* [YOUR OBJECTIVE]: Once the pictures are set aside, reproduce all of the records exactly.

* [Extracted records]:
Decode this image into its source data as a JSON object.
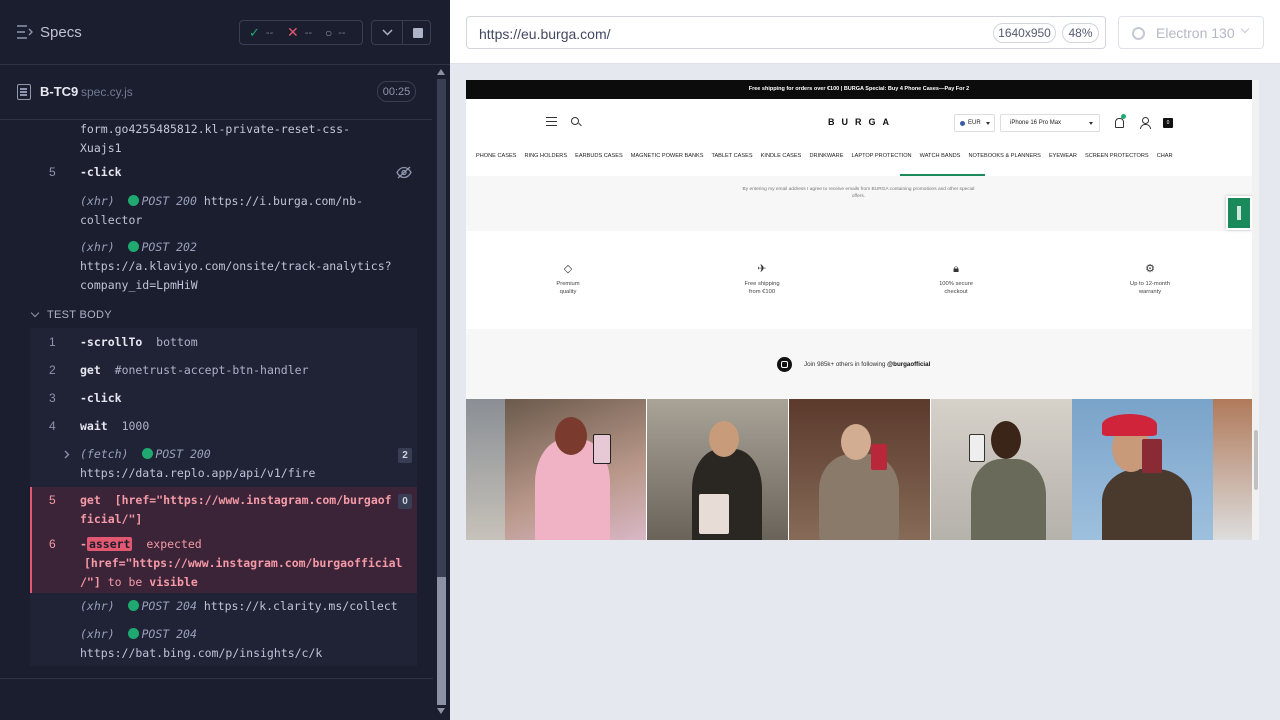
{
  "header": {
    "title": "Specs",
    "passed": "--",
    "failed": "--",
    "pending": "--"
  },
  "spec": {
    "name": "B-TC9",
    "ext": "spec.cy.js",
    "duration": "00:25"
  },
  "log_top": {
    "line_a": "form.go4255485812.kl-private-reset-css-",
    "line_b": "Xuajs1",
    "step5_num": "5",
    "step5_cmd": "-click",
    "xhr1_prefix": "(xhr)",
    "xhr1_method": "POST 200",
    "xhr1_url_a": "https://i.burga.com/nb-",
    "xhr1_url_b": "collector",
    "xhr2_prefix": "(xhr)",
    "xhr2_method": "POST 202",
    "xhr2_url_a": "https://a.klaviyo.com/onsite/track-analytics?",
    "xhr2_url_b": "company_id=LpmHiW"
  },
  "test_body": {
    "label": "TEST BODY",
    "steps": [
      {
        "num": "1",
        "cmd": "-scrollTo",
        "arg": "bottom"
      },
      {
        "num": "2",
        "cmd": "get",
        "arg": "#onetrust-accept-btn-handler"
      },
      {
        "num": "3",
        "cmd": "-click",
        "arg": ""
      },
      {
        "num": "4",
        "cmd": "wait",
        "arg": "1000"
      }
    ],
    "fetch": {
      "prefix": "(fetch)",
      "method": "POST 200",
      "url": "https://data.replo.app/api/v1/fire",
      "count": "2"
    },
    "fail_get": {
      "num": "5",
      "cmd": "get",
      "arg_a": "[href=\"https://www.instagram.com/burgaof",
      "arg_b": "ficial/\"]",
      "count": "0"
    },
    "fail_assert": {
      "num": "6",
      "dash": "-",
      "tag": "assert",
      "expected": "expected",
      "line2": "[href=\"https://www.instagram.com/burgaofficial",
      "line3_a": "/\"]",
      "line3_b": "to be",
      "line3_c": "visible"
    },
    "xhr3": {
      "prefix": "(xhr)",
      "method": "POST 204",
      "url": "https://k.clarity.ms/collect"
    },
    "xhr4": {
      "prefix": "(xhr)",
      "method": "POST 204",
      "url": "https://bat.bing.com/p/insights/c/k"
    }
  },
  "browser": {
    "url": "https://eu.burga.com/",
    "viewport": "1640x950",
    "zoom": "48%",
    "name": "Electron 130"
  },
  "site": {
    "promo": "Free shipping for orders over €100   |   BURGA Special: Buy 4 Phone Cases—Pay For 2",
    "logo": "BURGA",
    "currency": "EUR",
    "model": "iPhone 16 Pro Max",
    "categories": [
      "PHONE CASES",
      "RING HOLDERS",
      "EARBUDS CASES",
      "MAGNETIC POWER BANKS",
      "TABLET CASES",
      "KINDLE CASES",
      "DRINKWARE",
      "LAPTOP PROTECTION",
      "WATCH BANDS",
      "NOTEBOOKS & PLANNERS",
      "EYEWEAR",
      "SCREEN PROTECTORS",
      "CHAR"
    ],
    "consent": "By entering my email address I agree to receive emails from BURGA containing promotions and other special offers.",
    "features": [
      {
        "icon": "diamond-icon",
        "line1": "Premium",
        "line2": "quality"
      },
      {
        "icon": "plane-icon",
        "line1": "Free shipping",
        "line2": "from €100"
      },
      {
        "icon": "lock-icon",
        "line1": "100% secure",
        "line2": "checkout"
      },
      {
        "icon": "badge-icon",
        "line1": "Up to 12-month",
        "line2": "warranty"
      }
    ],
    "insta_pre": "Join",
    "insta_count": "985k+",
    "insta_mid": "others in following",
    "insta_handle": "@burgaofficial"
  },
  "colors": {
    "panel_bg": "#1b1e2e",
    "pass": "#1fa971",
    "fail": "#e45770",
    "brand_green": "#1a8a5a"
  }
}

* [ANSWER FOR THE TASK]:
Decode this image into its source data as a JSON object.
{
  "header": {
    "title": "Specs",
    "passed": "--",
    "failed": "--",
    "pending": "--"
  },
  "spec": {
    "name": "B-TC9",
    "ext": "spec.cy.js",
    "duration": "00:25"
  },
  "log_top": {
    "line_a": "form.go4255485812.kl-private-reset-css-",
    "line_b": "Xuajs1",
    "step5_num": "5",
    "step5_cmd": "-click",
    "xhr1_prefix": "(xhr)",
    "xhr1_method": "POST 200",
    "xhr1_url_a": "https://i.burga.com/nb-",
    "xhr1_url_b": "collector",
    "xhr2_prefix": "(xhr)",
    "xhr2_method": "POST 202",
    "xhr2_url_a": "https://a.klaviyo.com/onsite/track-analytics?",
    "xhr2_url_b": "company_id=LpmHiW"
  },
  "test_body": {
    "label": "TEST BODY",
    "steps": [
      {
        "num": "1",
        "cmd": "-scrollTo",
        "arg": "bottom"
      },
      {
        "num": "2",
        "cmd": "get",
        "arg": "#onetrust-accept-btn-handler"
      },
      {
        "num": "3",
        "cmd": "-click",
        "arg": ""
      },
      {
        "num": "4",
        "cmd": "wait",
        "arg": "1000"
      }
    ],
    "fetch": {
      "prefix": "(fetch)",
      "method": "POST 200",
      "url": "https://data.replo.app/api/v1/fire",
      "count": "2"
    },
    "fail_get": {
      "num": "5",
      "cmd": "get",
      "arg_a": "[href=\"https://www.instagram.com/burgaof",
      "arg_b": "ficial/\"]",
      "count": "0"
    },
    "fail_assert": {
      "num": "6",
      "dash": "-",
      "tag": "assert",
      "expected": "expected",
      "line2": "[href=\"https://www.instagram.com/burgaofficial",
      "line3_a": "/\"]",
      "line3_b": "to be",
      "line3_c": "visible"
    },
    "xhr3": {
      "prefix": "(xhr)",
      "method": "POST 204",
      "url": "https://k.clarity.ms/collect"
    },
    "xhr4": {
      "prefix": "(xhr)",
      "method": "POST 204",
      "url": "https://bat.bing.com/p/insights/c/k"
    }
  },
  "browser": {
    "url": "https://eu.burga.com/",
    "viewport": "1640x950",
    "zoom": "48%",
    "name": "Electron 130"
  },
  "site": {
    "promo": "Free shipping for orders over €100   |   BURGA Special: Buy 4 Phone Cases—Pay For 2",
    "logo": "BURGA",
    "currency": "EUR",
    "model": "iPhone 16 Pro Max",
    "categories": [
      "PHONE CASES",
      "RING HOLDERS",
      "EARBUDS CASES",
      "MAGNETIC POWER BANKS",
      "TABLET CASES",
      "KINDLE CASES",
      "DRINKWARE",
      "LAPTOP PROTECTION",
      "WATCH BANDS",
      "NOTEBOOKS & PLANNERS",
      "EYEWEAR",
      "SCREEN PROTECTORS",
      "CHAR"
    ],
    "consent": "By entering my email address I agree to receive emails from BURGA containing promotions and other special offers.",
    "features": [
      {
        "icon": "diamond-icon",
        "line1": "Premium",
        "line2": "quality"
      },
      {
        "icon": "plane-icon",
        "line1": "Free shipping",
        "line2": "from €100"
      },
      {
        "icon": "lock-icon",
        "line1": "100% secure",
        "line2": "checkout"
      },
      {
        "icon": "badge-icon",
        "line1": "Up to 12-month",
        "line2": "warranty"
      }
    ],
    "insta_pre": "Join",
    "insta_count": "985k+",
    "insta_mid": "others in following",
    "insta_handle": "@burgaofficial"
  },
  "colors": {
    "panel_bg": "#1b1e2e",
    "pass": "#1fa971",
    "fail": "#e45770",
    "brand_green": "#1a8a5a"
  }
}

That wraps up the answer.